Worse Year In A Generation-75 Top Us Chemical Producers
Q: I am posting this for the "what me worry" crowd of conservatives on this news group. I periodically review the Chemical industry but have never posted on this here. My weekly professional magazine, Chemical and Engineering News, published by the American Chemical Society covers this kind of thing plus items of scientific news. This week`s copy arrived, a huge Black Cover with the title Top 75 US Chemical Producers: Manufacturers hit by worst year in a generation. In my review of the "401K Hoax" I mentioned that that book went over the "old economy", 80% of the total economy and the "new economy" , 20% which has so mesmerized people that they did not know the bad things happening in the economy with respect to the 80%. The bad things have been going on in the 1990s, while others have had their heads in the sands of hi-tech. Well the bad news that occurs in the steel industry is not limited to that industry; Page 22-23 of the May 13th issue of the C&E News gives the financial details on the 75 Chemical companies. For the year 2001. Some companies do less badly that the others. At the top of the list Dow Chemical showed a remarkable 20% increase in sales. But they showed a 45% drop in profits! The general news is that most companies have had sale declines, 10% appears about average. Profits generally shrank more than 10%, seeing a 40% decline was not excaptional. Another sign of weakness if the % of profit in the sales figure, the operating profit margin. The "operating" profit for Dow was about 4.5%, which in the chemical industry is a low figure (it would be a great figure for a supermarket, however). 10-15% are not exceptional. The chemical industry is capital intensive. Anybody who drives by a petrochemical complex is impressed by the fact that more than just brain power sitting behind a computer programming new software is involved. A measure of this is the operating return on invested capital. Since one can loan money out and get 5-6%, why tolerate receiving 3-4% on capital invested in capital equipment. The smart capitalist does not invest his money in this fashion, neither to chemical executives. They can`t borrow money and make money on the borrowed money unless the return is greater than the interest they pay. Even Jeff and JC will understand that. I think. Anyway, last year Dow made 3.5% on its invested plant capital! Sick sick sick. A lot of companies show a figure between 5-10% and over 10% is better news. As a comparison, the pharmaceutical industry does a lot better, profit margins approch 20%, return on equity run in the same range. it is a healthy industry except they have a tiger by the tail.
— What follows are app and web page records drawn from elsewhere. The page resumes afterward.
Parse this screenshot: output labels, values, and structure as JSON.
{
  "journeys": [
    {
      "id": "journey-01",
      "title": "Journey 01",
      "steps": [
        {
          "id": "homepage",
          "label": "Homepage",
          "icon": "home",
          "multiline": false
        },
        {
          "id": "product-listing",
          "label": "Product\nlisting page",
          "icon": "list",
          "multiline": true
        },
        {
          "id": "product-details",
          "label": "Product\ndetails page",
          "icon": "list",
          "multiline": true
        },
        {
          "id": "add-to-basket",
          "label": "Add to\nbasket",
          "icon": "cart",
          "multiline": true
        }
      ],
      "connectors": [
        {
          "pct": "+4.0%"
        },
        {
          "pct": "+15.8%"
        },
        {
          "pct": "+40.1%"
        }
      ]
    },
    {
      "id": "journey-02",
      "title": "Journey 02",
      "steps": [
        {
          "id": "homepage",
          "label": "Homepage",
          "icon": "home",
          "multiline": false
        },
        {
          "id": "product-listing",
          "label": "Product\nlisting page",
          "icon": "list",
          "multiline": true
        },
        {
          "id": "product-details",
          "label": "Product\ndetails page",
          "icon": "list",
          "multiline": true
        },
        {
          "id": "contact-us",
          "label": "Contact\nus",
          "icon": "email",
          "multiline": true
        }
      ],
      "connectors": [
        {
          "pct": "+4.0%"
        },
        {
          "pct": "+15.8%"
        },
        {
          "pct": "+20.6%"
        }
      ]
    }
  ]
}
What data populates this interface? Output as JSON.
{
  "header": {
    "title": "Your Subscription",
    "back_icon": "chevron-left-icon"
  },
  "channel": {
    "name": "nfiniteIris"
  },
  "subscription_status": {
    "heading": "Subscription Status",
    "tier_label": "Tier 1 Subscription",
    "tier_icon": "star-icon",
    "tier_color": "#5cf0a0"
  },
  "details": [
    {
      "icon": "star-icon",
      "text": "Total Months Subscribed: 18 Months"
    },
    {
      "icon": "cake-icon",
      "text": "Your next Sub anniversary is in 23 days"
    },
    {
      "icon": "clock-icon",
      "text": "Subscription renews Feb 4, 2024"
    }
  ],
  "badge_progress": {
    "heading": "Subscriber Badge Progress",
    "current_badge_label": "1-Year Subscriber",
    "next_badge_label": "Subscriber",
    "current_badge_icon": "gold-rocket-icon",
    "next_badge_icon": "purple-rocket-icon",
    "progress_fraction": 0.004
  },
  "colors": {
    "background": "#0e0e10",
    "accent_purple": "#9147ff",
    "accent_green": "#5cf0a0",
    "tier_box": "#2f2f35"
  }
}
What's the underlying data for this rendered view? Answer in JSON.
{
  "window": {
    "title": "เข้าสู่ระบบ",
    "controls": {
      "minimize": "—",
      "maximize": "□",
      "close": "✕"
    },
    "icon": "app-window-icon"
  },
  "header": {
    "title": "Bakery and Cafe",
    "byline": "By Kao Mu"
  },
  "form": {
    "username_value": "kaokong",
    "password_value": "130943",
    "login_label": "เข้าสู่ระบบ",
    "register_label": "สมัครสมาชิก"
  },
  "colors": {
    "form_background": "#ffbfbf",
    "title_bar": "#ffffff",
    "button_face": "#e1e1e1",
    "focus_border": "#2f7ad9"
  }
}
If they have a dry run on new drugs coming out, they too will sink into the mud that most American industry finds itself in. The good news is, of course, that things will get better. They can`t get worse and stay in business. I will report back in 12 months. Oh, yes, I decide years ago that Chemical industrial stocks are not good investments. Guess why?